Under his presidency, official corruption heightened: government officials became exceedingly brazen in their misappropriation and outright theft of public funds. This impairs the efficiencies of Nigerians institutions, including the armed forces. Once universally acclaimed for that low budget but highly effective military expeditions that restored order and kept the peace in troubled West African countries, the Nigerian military is now a tottering reflection of its former self. Hobbled by corruption and lack of motivation, it attracts international ridicule for its bungled and dispirited fight against Boko Haram terrorists.
Obsessed with his personal agendas and political ambitions, the president sees every national issue through the distorted prisms of partisan politics; this is also disastrously militating against the war on terror. As the repository of the powers of her government, the embodiment of her will and personification of her hopes, it is unconscionable for him to detach himself from the country’s collective mood and prevailing sentiments.
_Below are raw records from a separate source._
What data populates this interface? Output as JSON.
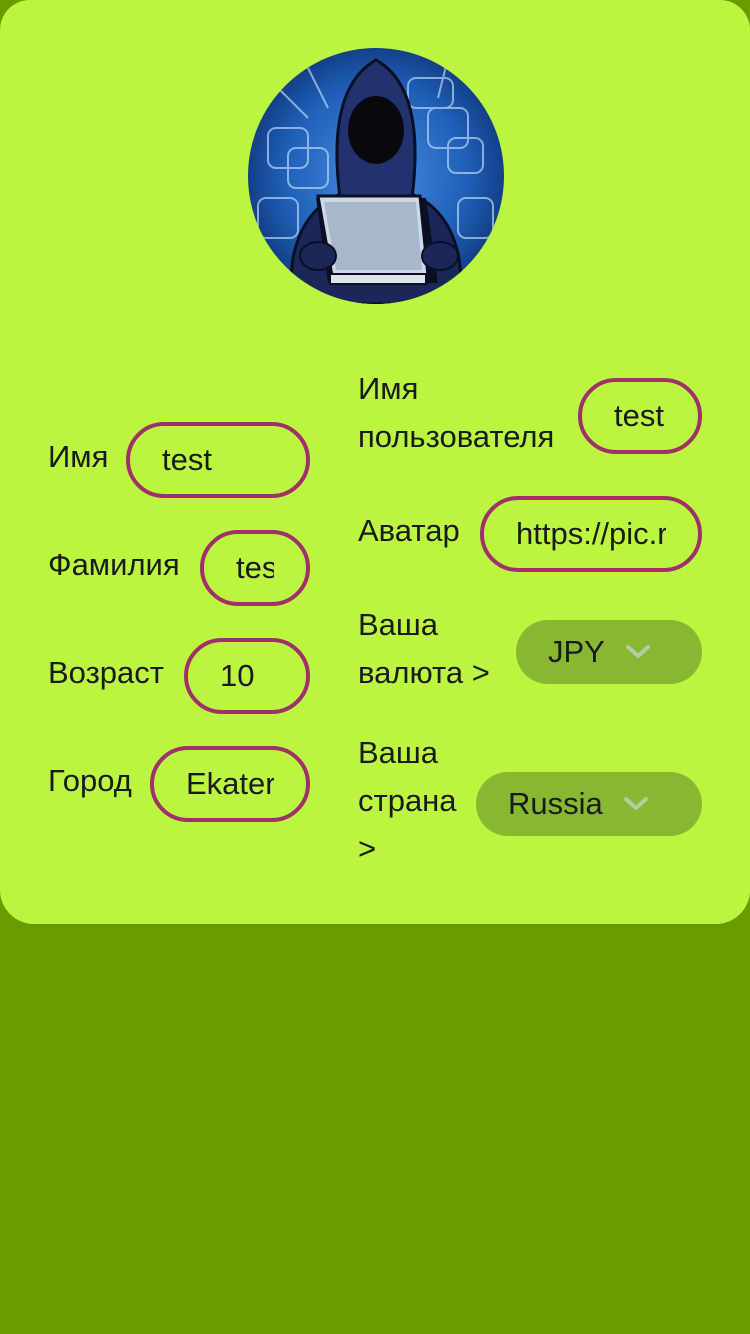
{
  "profile": {
    "avatar_icon": "hooded-hacker-avatar",
    "fields": {
      "first_name": {
        "label": "Имя",
        "value": "test"
      },
      "last_name": {
        "label": "Фамилия",
        "value": "test"
      },
      "age": {
        "label": "Возраст",
        "value": "10"
      },
      "city": {
        "label": "Город",
        "value": "Ekaterinburg"
      },
      "username": {
        "label_line1": "Имя",
        "label_line2": "пользователя",
        "value": "test"
      },
      "avatar_url": {
        "label": "Аватар",
        "value": "https://pic.ru"
      }
    },
    "currency": {
      "label_line1": "Ваша",
      "label_line2": "валюта >",
      "selected": "JPY",
      "icon": "chevron-down-icon"
    },
    "country": {
      "label_line1": "Ваша",
      "label_line2": "страна",
      "label_line3": ">",
      "selected": "Russia",
      "icon": "chevron-down-icon"
    }
  },
  "colors": {
    "page_bg": "#6a9c00",
    "card_bg": "#bbf53f",
    "field_border": "#a0306a",
    "select_bg": "#88b832"
  }
}
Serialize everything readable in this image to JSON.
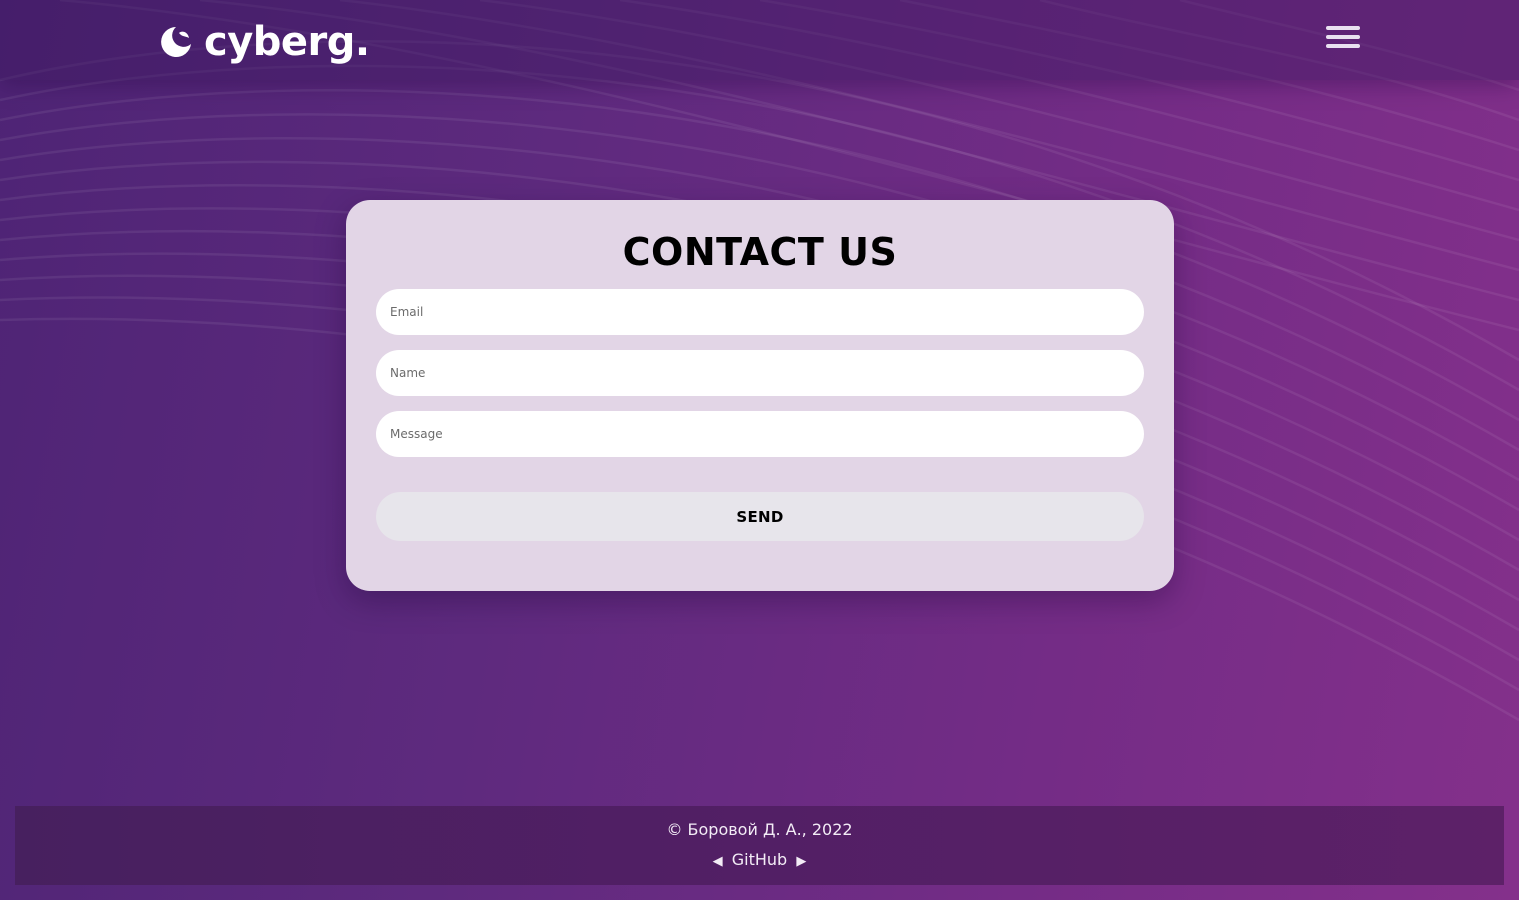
{
  "header": {
    "logo_text": "cyberg.",
    "logo_icon": "crescent-moon-icon",
    "menu_icon": "hamburger-menu-icon"
  },
  "contact": {
    "title": "CONTACT US",
    "email_placeholder": "Email",
    "name_placeholder": "Name",
    "message_placeholder": "Message",
    "send_label": "SEND"
  },
  "footer": {
    "copyright": "© Боровой Д. А., 2022",
    "prev_arrow": "◀",
    "github_label": "GitHub",
    "next_arrow": "▶"
  },
  "colors": {
    "background_start": "#4e2475",
    "background_end": "#84308b",
    "card_background": "#e2d5e6",
    "send_button": "#e7e5eb"
  }
}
In times of national tragedy and grief, he must be inextricably bound to the shared gloom. Romping around at a political rally in Kano a day after the first terrorist bombing of Nyanya and the kidnapping of about 250 Chibok school girls, he cut the image of Nero, who fiddled as Rome burnt. It was an egregious display of contempt for the susceptibilities and lives of Nigerians. It was seen as a powerful testament to his lack of sympathy for the victims of terror and their families and utter disregard for the feelings and lives of Nigerians.
He continues to evince the same contemptuous indifference to the sensibilities and lives of Nigerians by his refusal to visit Chibok, after more than 100 days of the abduction of the Chibok girls, and his decision to meet with some of the parents of the Chibok girls at the prodding of a 17 year Pakistani girl. Within a few days of the Chibok abduction, the president should have visited Chibok to sympathize, console and encourage the affected families and the entire community.
The Nigeria constitution states that a president can be impeached from his office for “gross misconduct in the performance of the functions of his office”. President Goodluck Jonathan is guilty of gross misconduct, especially, in his conduct of the war against corruption and terror. Tochukwu Ezukanma writes from Lagos, Nigeria.
Ezukanma can be reached @ maciln18 @yahoo.com, or 0803 529 2908